Task -
Below are some records. Print all of them exactly as they appear.
*** Supplied records Section Begins ***
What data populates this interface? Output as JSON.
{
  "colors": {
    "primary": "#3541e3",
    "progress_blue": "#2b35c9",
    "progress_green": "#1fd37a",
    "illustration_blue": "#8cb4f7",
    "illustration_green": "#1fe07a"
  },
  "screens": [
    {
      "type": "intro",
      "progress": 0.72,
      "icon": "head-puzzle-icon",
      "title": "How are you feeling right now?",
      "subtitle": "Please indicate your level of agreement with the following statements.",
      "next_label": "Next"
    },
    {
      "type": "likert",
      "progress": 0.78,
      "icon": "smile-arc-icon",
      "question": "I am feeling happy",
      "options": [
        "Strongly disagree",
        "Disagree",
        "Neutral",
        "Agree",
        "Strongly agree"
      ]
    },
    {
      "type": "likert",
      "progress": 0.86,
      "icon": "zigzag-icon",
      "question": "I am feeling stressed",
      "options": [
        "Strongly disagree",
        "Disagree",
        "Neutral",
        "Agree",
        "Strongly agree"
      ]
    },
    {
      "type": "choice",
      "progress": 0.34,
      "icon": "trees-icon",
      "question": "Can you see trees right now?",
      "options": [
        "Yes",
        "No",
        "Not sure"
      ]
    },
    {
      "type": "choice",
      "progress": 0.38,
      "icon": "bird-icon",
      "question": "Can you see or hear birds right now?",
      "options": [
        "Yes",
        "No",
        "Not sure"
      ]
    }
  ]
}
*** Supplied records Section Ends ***
Answer for this exercise -
What data populates this interface? Output as JSON.
{
  "colors": {
    "primary": "#3541e3",
    "progress_blue": "#2b35c9",
    "progress_green": "#1fd37a",
    "illustration_blue": "#8cb4f7",
    "illustration_green": "#1fe07a"
  },
  "screens": [
    {
      "type": "intro",
      "progress": 0.72,
      "icon": "head-puzzle-icon",
      "title": "How are you feeling right now?",
      "subtitle": "Please indicate your level of agreement with the following statements.",
      "next_label": "Next"
    },
    {
      "type": "likert",
      "progress": 0.78,
      "icon": "smile-arc-icon",
      "question": "I am feeling happy",
      "options": [
        "Strongly disagree",
        "Disagree",
        "Neutral",
        "Agree",
        "Strongly agree"
      ]
    },
    {
      "type": "likert",
      "progress": 0.86,
      "icon": "zigzag-icon",
      "question": "I am feeling stressed",
      "options": [
        "Strongly disagree",
        "Disagree",
        "Neutral",
        "Agree",
        "Strongly agree"
      ]
    },
    {
      "type": "choice",
      "progress": 0.34,
      "icon": "trees-icon",
      "question": "Can you see trees right now?",
      "options": [
        "Yes",
        "No",
        "Not sure"
      ]
    },
    {
      "type": "choice",
      "progress": 0.38,
      "icon": "bird-icon",
      "question": "Can you see or hear birds right now?",
      "options": [
        "Yes",
        "No",
        "Not sure"
      ]
    }
  ]
}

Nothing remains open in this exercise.